→ **Instructions for the task**
If a line in the records below holds the word "timestamp", copy it.
------------------------------------------------------------------------
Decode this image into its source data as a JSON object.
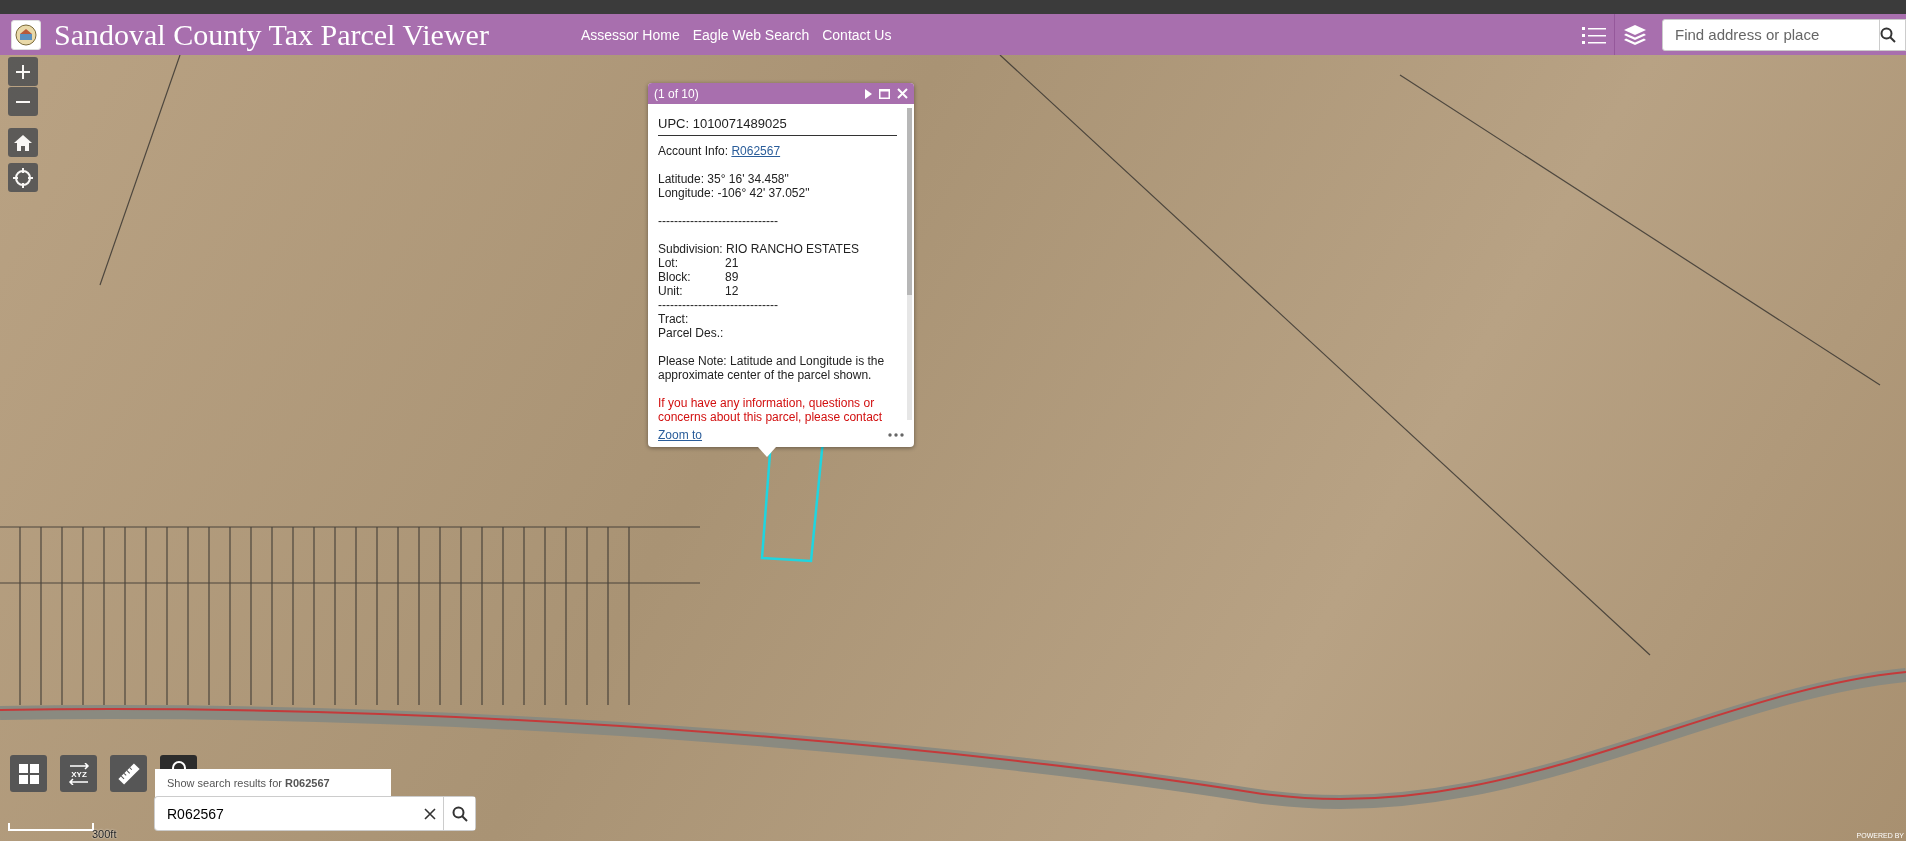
{
  "header": {
    "title": "Sandoval County Tax Parcel Viewer",
    "links": [
      "Assessor Home",
      "Eagle Web Search",
      "Contact Us"
    ],
    "search": {
      "placeholder": "Find address or place"
    }
  },
  "popup": {
    "pager": "(1 of 10)",
    "upc": "UPC: 1010071489025",
    "account_label": "Account Info:",
    "account_link": "R062567",
    "latitude": "Latitude: 35° 16' 34.458\"",
    "longitude": "Longitude: -106° 42' 37.052\"",
    "separator_1": "------------------------------",
    "subdivision": "Subdivision: RIO RANCHO ESTATES",
    "details": [
      {
        "label": "Lot:",
        "value": "21"
      },
      {
        "label": "Block:",
        "value": "89"
      },
      {
        "label": "Unit:",
        "value": "12"
      }
    ],
    "separator_2": "------------------------------",
    "tract": "Tract:",
    "parcel_des": "Parcel Des.:",
    "note": "Please Note: Latitude and Longitude is the approximate center of the parcel shown.",
    "warning": "If you have any information, questions or concerns about this parcel, please contact",
    "zoom_link": "Zoom to"
  },
  "coordinate_tool_label": "XYZ",
  "search": {
    "suggestion": "Show search results for **R062567**",
    "value": "R062567"
  },
  "scale": "300ft",
  "attribution": "POWERED BY"
}
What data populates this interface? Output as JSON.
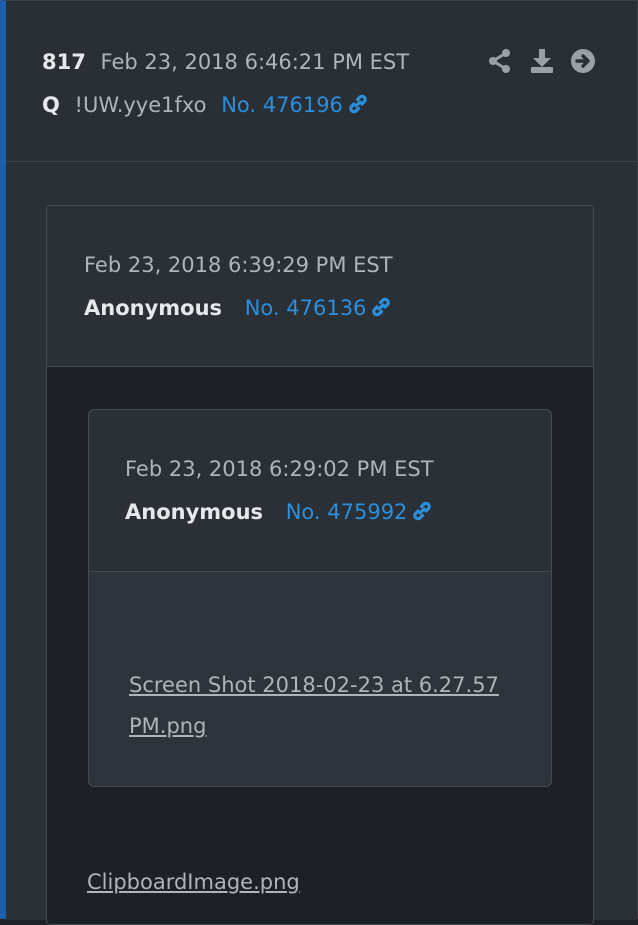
{
  "post": {
    "number": "817",
    "timestamp": "Feb 23, 2018 6:46:21 PM EST",
    "author": "Q",
    "tripcode": "!UW.yye1fxo",
    "post_no": "No. 476196",
    "actions": [
      "share-icon",
      "download-icon",
      "arrow-circle-right-icon"
    ]
  },
  "quote": {
    "timestamp": "Feb 23, 2018 6:39:29 PM EST",
    "author": "Anonymous",
    "post_no": "No. 476136",
    "file": "ClipboardImage.png",
    "nested": {
      "timestamp": "Feb 23, 2018 6:29:02 PM EST",
      "author": "Anonymous",
      "post_no": "No. 475992",
      "file": "Screen Shot 2018-02-23 at 6.27.57 PM.png"
    }
  },
  "colors": {
    "accent_border": "#1d5ea8",
    "link": "#2a8fdc",
    "icon": "#9aa0a6"
  }
}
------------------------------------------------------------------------
→ **Response**
    "timestamp": "Feb 23, 2018 6:46:21 PM EST",
    "timestamp": "Feb 23, 2018 6:39:29 PM EST",
      "timestamp": "Feb 23, 2018 6:29:02 PM EST",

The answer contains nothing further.